Until the market for green homes matures, what’s an energy-minded home builder to do? Though some form of green building certifications have been around for 15 years (Energy Star, for example), green building is not yet mainstream. In other parts of the country, like Seattle and Denver, green residential construction is close to 25% of the market.
“Right now, homeowners pursuing their green dream home, especially in challenging real estate markets, will need to do their homework—and then some,” says Claire Anderson, Home Power’s managing editor.
Anderson and her husband, Shawn Schreiner, are no strangers to green design and energy efficiency. He installs PV systems for a living and she has a background in ecology and sustainable systems, including ecological home design.
In 2009, they started researching banks to seek a construction loan. However, the banks required a licensed general contractor to oversee construction. As a former job coordinator for a national builder and with previous home building experience, Schreiner couldn’t justify spending an additional 15% to 20% on a general contractor when he could do most of the work himself or coordinate subcontractors. Although the couple had some savings to begin, they didn’t have nearly enough to fund their entire project. After hitting a wall with the banks, they negotiated private loans, with the idea that they would seek conventional financing once the house had its certificate of occupancy.

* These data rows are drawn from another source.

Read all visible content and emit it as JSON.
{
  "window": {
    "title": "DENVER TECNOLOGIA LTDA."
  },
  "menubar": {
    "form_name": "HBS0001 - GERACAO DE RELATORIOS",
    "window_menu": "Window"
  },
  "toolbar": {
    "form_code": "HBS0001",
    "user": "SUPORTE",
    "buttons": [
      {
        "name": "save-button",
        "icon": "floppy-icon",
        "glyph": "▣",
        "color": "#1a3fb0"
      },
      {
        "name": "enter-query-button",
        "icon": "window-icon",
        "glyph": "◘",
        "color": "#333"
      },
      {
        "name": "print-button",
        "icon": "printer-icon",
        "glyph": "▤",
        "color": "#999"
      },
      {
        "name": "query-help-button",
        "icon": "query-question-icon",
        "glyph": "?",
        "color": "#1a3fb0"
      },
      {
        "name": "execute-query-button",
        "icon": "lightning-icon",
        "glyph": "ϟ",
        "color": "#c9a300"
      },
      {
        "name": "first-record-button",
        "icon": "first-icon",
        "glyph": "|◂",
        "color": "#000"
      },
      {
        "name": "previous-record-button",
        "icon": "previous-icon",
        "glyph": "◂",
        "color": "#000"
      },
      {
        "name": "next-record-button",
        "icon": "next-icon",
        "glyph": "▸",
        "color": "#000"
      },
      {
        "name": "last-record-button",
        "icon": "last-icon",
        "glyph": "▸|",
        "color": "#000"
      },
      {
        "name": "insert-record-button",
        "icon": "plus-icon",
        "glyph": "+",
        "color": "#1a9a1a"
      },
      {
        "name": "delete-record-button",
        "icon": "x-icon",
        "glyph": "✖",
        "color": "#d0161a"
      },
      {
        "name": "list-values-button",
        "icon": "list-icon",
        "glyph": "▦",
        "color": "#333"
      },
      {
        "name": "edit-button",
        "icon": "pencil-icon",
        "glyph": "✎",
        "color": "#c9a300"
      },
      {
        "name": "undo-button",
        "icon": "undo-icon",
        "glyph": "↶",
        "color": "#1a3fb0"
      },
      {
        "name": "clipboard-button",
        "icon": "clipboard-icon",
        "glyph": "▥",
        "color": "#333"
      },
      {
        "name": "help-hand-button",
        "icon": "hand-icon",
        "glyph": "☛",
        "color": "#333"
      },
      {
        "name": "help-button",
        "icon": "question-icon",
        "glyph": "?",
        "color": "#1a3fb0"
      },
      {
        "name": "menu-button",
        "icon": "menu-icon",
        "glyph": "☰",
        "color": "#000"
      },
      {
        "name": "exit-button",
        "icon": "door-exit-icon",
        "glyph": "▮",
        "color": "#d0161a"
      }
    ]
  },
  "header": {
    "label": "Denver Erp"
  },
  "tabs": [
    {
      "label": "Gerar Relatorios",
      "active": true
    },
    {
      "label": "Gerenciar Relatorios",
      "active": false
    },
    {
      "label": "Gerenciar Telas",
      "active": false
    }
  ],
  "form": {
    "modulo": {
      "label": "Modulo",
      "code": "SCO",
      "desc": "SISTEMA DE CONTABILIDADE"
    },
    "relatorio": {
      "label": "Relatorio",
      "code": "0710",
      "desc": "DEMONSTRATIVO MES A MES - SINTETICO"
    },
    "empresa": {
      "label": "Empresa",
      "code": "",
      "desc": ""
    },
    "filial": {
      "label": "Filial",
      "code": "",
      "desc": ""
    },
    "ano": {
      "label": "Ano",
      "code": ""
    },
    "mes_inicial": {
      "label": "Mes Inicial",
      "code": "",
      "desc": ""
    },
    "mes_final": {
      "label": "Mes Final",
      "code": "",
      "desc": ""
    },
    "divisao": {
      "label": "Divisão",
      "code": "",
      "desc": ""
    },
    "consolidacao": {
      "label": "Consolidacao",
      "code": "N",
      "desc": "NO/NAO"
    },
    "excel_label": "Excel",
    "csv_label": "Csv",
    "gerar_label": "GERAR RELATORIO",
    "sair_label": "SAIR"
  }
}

In May 2011, with the house complete, they were ready to roll their four loans into one lower-interest, conventional mortgage. Anderson had carefully researched rates and terms, and selected a local bank. The bank selected an appraiser who claimed to have experience in “green” appraisals. Even though Anderson took pains to prepare a five-page paper documenting the home’s energy-efficient and green attributes (passive solar heating, highly insulated walls and roof, high-performance windows and doors, and the Earth Advantage Institute’s platinum rating), the appraisal came in not only too low, but also inaccurate.
Rather than choosing another bank, Anderson thought that a mortgage broker might widen their financing horizons. She found a Texas-based firm that promoted EEMs, and was interested and capable. Meanwhile, she educated herself about the state of certified green appraisers in the area.
“The first few appraisers I spoke to were very ‘light green,’” says Anderson. “Their definition of green was pretty much limited to finishes—like the recycled content of carpet—while I was speaking of a ‘deeper green’ home—things like passive solar gain and a significantly reduced energy footprint, which translates into real financial savings, year after year.”
The second appraisal was done by the only green certified appraiser in the area and, according to Anderson, “was completely different. The appraiser had another person with her who she was training. As soon as she stepped out of the car, she immediately started elaborating to her trainee about the home’s details—the overhangs that would help shade the windows in summer, the large number of south-facing windows for passive solar gain, the thermal mass in the floor, the R-values of the structural insulated panels. I felt confident that our home was finally being valued fairly,” says Anderson.
“The appraiser took an extra week to research comps and charged an additional fee for extra time invested, but her attention to detail was worth it,” says Anderson. The second appraisal came back weighted toward comps, but comps that were indeed comparable as they, too, had green and efficiency features. Although it had taken Anderson four months of effort, the second appraisal gave their home the value they needed to obtain their mortgage.